Work to complete: The records that follow are to be repeated without alteration.

(Beginning of Records supplied)

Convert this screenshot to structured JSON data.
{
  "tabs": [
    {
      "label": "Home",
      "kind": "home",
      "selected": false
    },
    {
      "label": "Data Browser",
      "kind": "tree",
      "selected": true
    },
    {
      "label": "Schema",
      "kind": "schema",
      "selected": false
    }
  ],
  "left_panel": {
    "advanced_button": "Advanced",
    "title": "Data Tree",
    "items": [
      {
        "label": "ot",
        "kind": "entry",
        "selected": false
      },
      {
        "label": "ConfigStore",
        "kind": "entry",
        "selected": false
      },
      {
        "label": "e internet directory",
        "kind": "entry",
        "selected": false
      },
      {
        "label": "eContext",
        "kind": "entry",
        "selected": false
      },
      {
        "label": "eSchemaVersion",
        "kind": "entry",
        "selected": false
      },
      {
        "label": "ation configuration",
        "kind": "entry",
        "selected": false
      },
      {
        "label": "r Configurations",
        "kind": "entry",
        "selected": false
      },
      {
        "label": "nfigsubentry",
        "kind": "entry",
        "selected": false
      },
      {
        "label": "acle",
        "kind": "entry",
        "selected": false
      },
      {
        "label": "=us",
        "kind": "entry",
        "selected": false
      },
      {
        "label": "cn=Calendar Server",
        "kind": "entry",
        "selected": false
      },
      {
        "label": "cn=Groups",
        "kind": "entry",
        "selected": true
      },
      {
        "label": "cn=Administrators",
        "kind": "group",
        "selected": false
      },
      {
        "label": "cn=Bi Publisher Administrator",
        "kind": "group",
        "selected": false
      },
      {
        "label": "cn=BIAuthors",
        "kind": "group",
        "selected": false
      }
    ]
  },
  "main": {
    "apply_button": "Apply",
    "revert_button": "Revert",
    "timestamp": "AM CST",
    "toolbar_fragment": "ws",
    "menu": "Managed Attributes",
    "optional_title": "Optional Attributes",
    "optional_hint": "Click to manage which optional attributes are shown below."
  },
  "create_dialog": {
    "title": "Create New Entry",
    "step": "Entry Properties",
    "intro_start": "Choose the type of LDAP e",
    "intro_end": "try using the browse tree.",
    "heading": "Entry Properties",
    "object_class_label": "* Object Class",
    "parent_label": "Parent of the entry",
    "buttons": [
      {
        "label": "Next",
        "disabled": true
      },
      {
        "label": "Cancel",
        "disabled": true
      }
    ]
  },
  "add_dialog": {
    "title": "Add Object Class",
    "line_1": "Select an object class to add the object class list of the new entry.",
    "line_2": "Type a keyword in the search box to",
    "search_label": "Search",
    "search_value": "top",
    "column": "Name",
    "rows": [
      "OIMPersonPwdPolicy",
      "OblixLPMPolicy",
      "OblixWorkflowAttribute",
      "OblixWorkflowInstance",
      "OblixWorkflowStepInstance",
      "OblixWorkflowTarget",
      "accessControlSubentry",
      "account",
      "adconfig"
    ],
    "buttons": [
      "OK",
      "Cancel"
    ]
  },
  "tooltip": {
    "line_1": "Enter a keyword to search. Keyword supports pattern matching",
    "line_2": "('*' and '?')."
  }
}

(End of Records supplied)

Result of this task:
Convert this screenshot to structured JSON data.
{
  "tabs": [
    {
      "label": "Home",
      "kind": "home",
      "selected": false
    },
    {
      "label": "Data Browser",
      "kind": "tree",
      "selected": true
    },
    {
      "label": "Schema",
      "kind": "schema",
      "selected": false
    }
  ],
  "left_panel": {
    "advanced_button": "Advanced",
    "title": "Data Tree",
    "items": [
      {
        "label": "ot",
        "kind": "entry",
        "selected": false
      },
      {
        "label": "ConfigStore",
        "kind": "entry",
        "selected": false
      },
      {
        "label": "e internet directory",
        "kind": "entry",
        "selected": false
      },
      {
        "label": "eContext",
        "kind": "entry",
        "selected": false
      },
      {
        "label": "eSchemaVersion",
        "kind": "entry",
        "selected": false
      },
      {
        "label": "ation configuration",
        "kind": "entry",
        "selected": false
      },
      {
        "label": "r Configurations",
        "kind": "entry",
        "selected": false
      },
      {
        "label": "nfigsubentry",
        "kind": "entry",
        "selected": false
      },
      {
        "label": "acle",
        "kind": "entry",
        "selected": false
      },
      {
        "label": "=us",
        "kind": "entry",
        "selected": false
      },
      {
        "label": "cn=Calendar Server",
        "kind": "entry",
        "selected": false
      },
      {
        "label": "cn=Groups",
        "kind": "entry",
        "selected": true
      },
      {
        "label": "cn=Administrators",
        "kind": "group",
        "selected": false
      },
      {
        "label": "cn=Bi Publisher Administrator",
        "kind": "group",
        "selected": false
      },
      {
        "label": "cn=BIAuthors",
        "kind": "group",
        "selected": false
      }
    ]
  },
  "main": {
    "apply_button": "Apply",
    "revert_button": "Revert",
    "timestamp": "AM CST",
    "toolbar_fragment": "ws",
    "menu": "Managed Attributes",
    "optional_title": "Optional Attributes",
    "optional_hint": "Click to manage which optional attributes are shown below."
  },
  "create_dialog": {
    "title": "Create New Entry",
    "step": "Entry Properties",
    "intro_start": "Choose the type of LDAP e",
    "intro_end": "try using the browse tree.",
    "heading": "Entry Properties",
    "object_class_label": "* Object Class",
    "parent_label": "Parent of the entry",
    "buttons": [
      {
        "label": "Next",
        "disabled": true
      },
      {
        "label": "Cancel",
        "disabled": true
      }
    ]
  },
  "add_dialog": {
    "title": "Add Object Class",
    "line_1": "Select an object class to add the object class list of the new entry.",
    "line_2": "Type a keyword in the search box to",
    "search_label": "Search",
    "search_value": "top",
    "column": "Name",
    "rows": [
      "OIMPersonPwdPolicy",
      "OblixLPMPolicy",
      "OblixWorkflowAttribute",
      "OblixWorkflowInstance",
      "OblixWorkflowStepInstance",
      "OblixWorkflowTarget",
      "accessControlSubentry",
      "account",
      "adconfig"
    ],
    "buttons": [
      "OK",
      "Cancel"
    ]
  },
  "tooltip": {
    "line_1": "Enter a keyword to search. Keyword supports pattern matching",
    "line_2": "('*' and '?')."
  }
}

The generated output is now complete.